Anyway, here's my first shot.
Talking of shots, do you remember Maradona's hand goal in the Soccer World Cup all those years ago? An intentional hand ball from the diminutive genius that the referee allowed as a goal, that proved decisive in the tournament, and was notoriously labelled, 'The hand of God.' Well, last night, Thierry Henry, flamboyant french virtuoso performed a similar illicit miracle, which put Ireland out of the coming World Cup Tournament in extra time. "The hand of God' returns.
Or should I say 'hand of god?'

One important question for us as a bunch of friends journeying together has been; "what does it mean to be Reformed Charismatic for the sake of the gospel"? Is it possible for these seemingly conflicting church traditions to come together, and could it be, that God is intentionally bringing together the best of these two traditions, for the sake of the gospel.
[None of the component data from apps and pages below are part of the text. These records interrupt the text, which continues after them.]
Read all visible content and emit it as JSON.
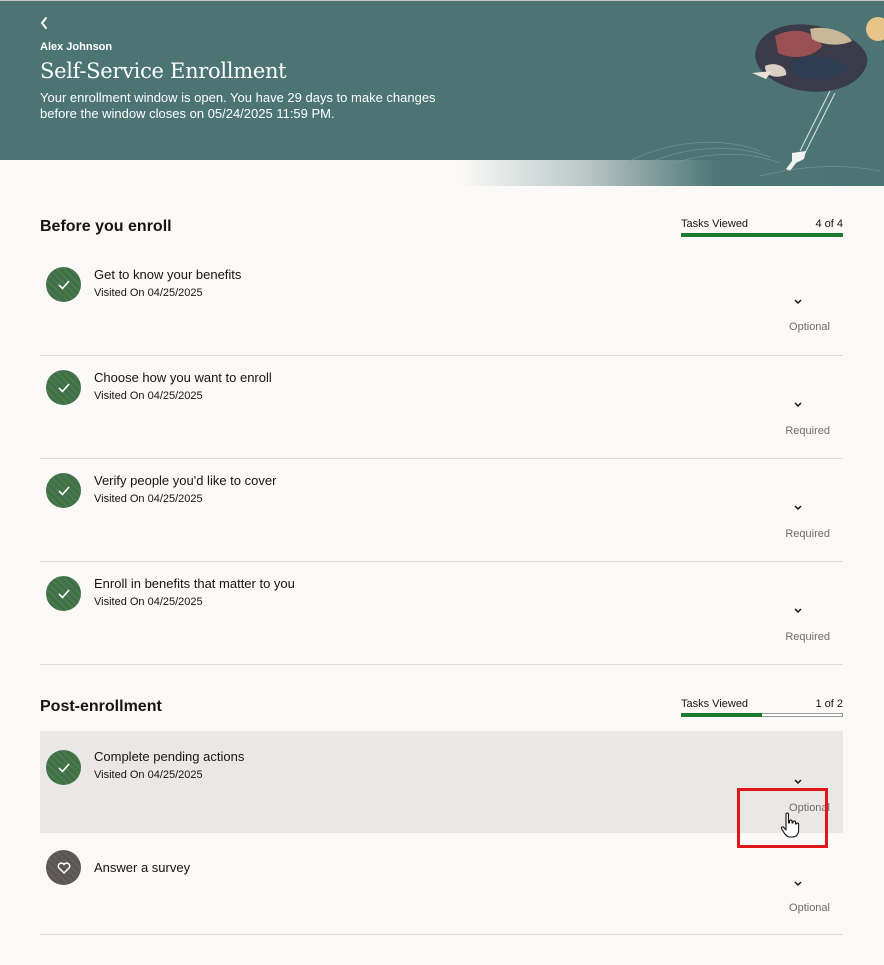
{
  "header": {
    "user_name": "Alex Johnson",
    "title": "Self-Service Enrollment",
    "message": "Your enrollment window is open. You have 29 days to make changes before the window closes on 05/24/2025 11:59 PM."
  },
  "sections": [
    {
      "title": "Before you enroll",
      "tasks_viewed_label": "Tasks Viewed",
      "tasks_viewed_count": "4 of 4",
      "progress": 1.0,
      "tasks": [
        {
          "title": "Get to know your benefits",
          "subtitle": "Visited On 04/25/2025",
          "status": "Optional",
          "icon": "check-icon"
        },
        {
          "title": "Choose how you want to enroll",
          "subtitle": "Visited On 04/25/2025",
          "status": "Required",
          "icon": "check-icon"
        },
        {
          "title": "Verify people you'd like to cover",
          "subtitle": "Visited On 04/25/2025",
          "status": "Required",
          "icon": "check-icon"
        },
        {
          "title": "Enroll in benefits that matter to you",
          "subtitle": "Visited On 04/25/2025",
          "status": "Required",
          "icon": "check-icon"
        }
      ]
    },
    {
      "title": "Post-enrollment",
      "tasks_viewed_label": "Tasks Viewed",
      "tasks_viewed_count": "1 of 2",
      "progress": 0.5,
      "tasks": [
        {
          "title": "Complete pending actions",
          "subtitle": "Visited On 04/25/2025",
          "status": "Optional",
          "icon": "check-icon"
        },
        {
          "title": "Answer a survey",
          "subtitle": "",
          "status": "Optional",
          "icon": "heart-icon"
        }
      ]
    }
  ],
  "colors": {
    "banner": "#4b7473",
    "progress": "#1f7a2e",
    "task_icon": "#3f7045",
    "survey_icon": "#5a5552",
    "highlight": "#e0181a"
  }
}
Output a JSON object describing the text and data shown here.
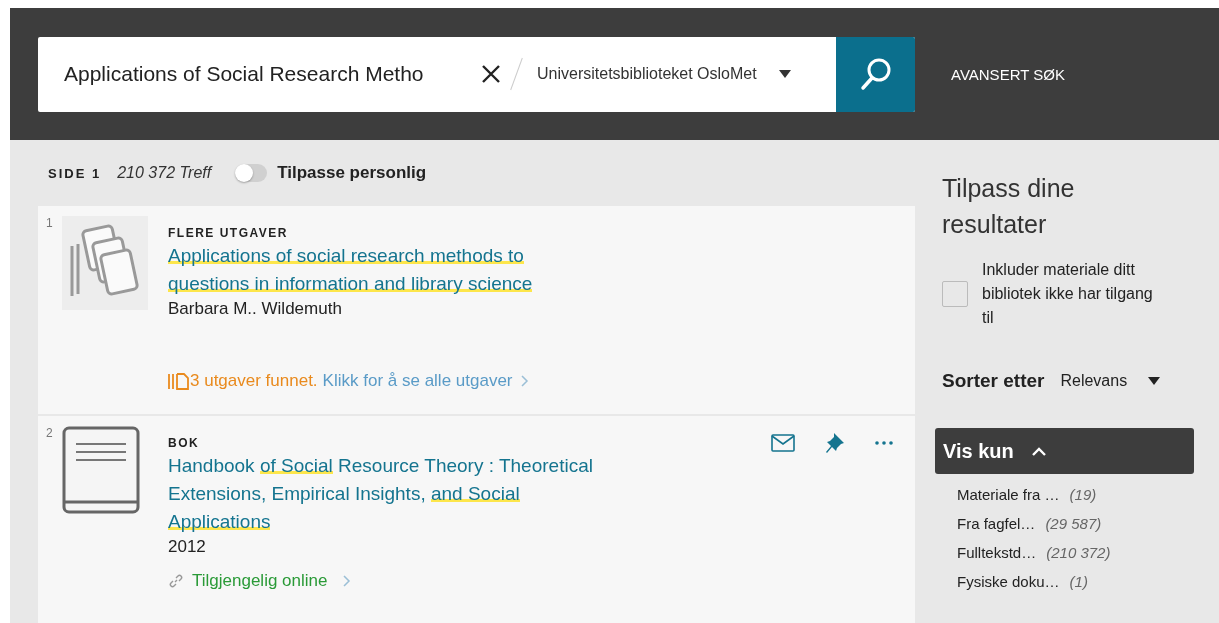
{
  "search": {
    "value": "Applications of Social Research Metho",
    "scope": "Universitetsbiblioteket OsloMet",
    "advanced_link": "AVANSERT SØK"
  },
  "results_bar": {
    "page": "SIDE 1",
    "hits": "210 372 Treff",
    "personalize": {
      "label": "Tilpasse personlig",
      "on": false
    }
  },
  "results": [
    {
      "number": "1",
      "kind": "versions",
      "type": "FLERE UTGAVER",
      "title": [
        {
          "text": "Applications of social research methods to questions in information and library science",
          "highlighted": true
        }
      ],
      "author": "Barbara M.. Wildemuth",
      "versions_found": "3 utgaver funnet.",
      "versions_link": "Klikk for å se alle utgaver"
    },
    {
      "number": "2",
      "kind": "book",
      "type": "BOK",
      "title": [
        {
          "text": "Handbook ",
          "highlighted": false
        },
        {
          "text": "of Social",
          "highlighted": true
        },
        {
          "text": " Resource Theory : Theoretical Extensions, Empirical Insights, ",
          "highlighted": false
        },
        {
          "text": "and Social Applications",
          "highlighted": true
        }
      ],
      "year": "2012",
      "availability": "Tilgjengelig online"
    }
  ],
  "sidebar": {
    "title": "Tilpass dine resultater",
    "include_checkbox": {
      "label": "Inkluder materiale ditt bibliotek ikke har tilgang til",
      "checked": false
    },
    "sort": {
      "label": "Sorter etter",
      "value": "Relevans"
    },
    "filter_section": {
      "title": "Vis kun",
      "expanded": true,
      "items": [
        {
          "label": "Materiale fra …",
          "count": "(19)"
        },
        {
          "label": "Fra fagfel…",
          "count": "(29 587)"
        },
        {
          "label": "Fulltekstd…",
          "count": "(210 372)"
        },
        {
          "label": "Fysiske doku…",
          "count": "(1)"
        }
      ]
    }
  }
}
One answer to that question may be that to be Reformed Charismatic means we simultaneously embrace the Transcendence and the Immanence of God. He is God far off, and also God up close. There is a reverence for His Sovereignty, and yet a fervent hunger to partner with Him in seeing His power revealed today. This is good for the gospel. It means that though we are continually trusting Him for more of His power in and through our lives, we will not force His hand. We want to respond to His leadership. God is not our servant. We are His servants. Jesus said,"I only do what I see the Father doing." We want to echo his words. And his life.

How many of us charismatics, in desperation for God to act visibly and powerfully, have tried to make it happen instead of responding to His Sovereign leading? How many times have we succumbed to the pressure to perform, rather than trying to move to the unforced rhythms of His grace. Are we addicted to the spectacular? Or have we considered that God may be working behind our backs more than in front of our faces.

On the other hand, has our view of God's Sovereignty caused us to become spiritually passive?
Do we find ourselves saying to ourselves and others, "If God wants to act he will" Have we forgotten the privilege of partnering with a Sovereign God, who calls us to actively 'stir up the gift that is within us?"

We are so enjoying seeing an increase in Jesus' evident power in our midst. It is one of the signs that should accompany those who believe the gospel. We are hungry for more, not for the sake of the spectacular, but so that many more would trust in Christ.
But God doesn't need our help. He is able.
He doesn't need us to score 'hand goals.'
The world needs the Hand of God.
Not the hand of god.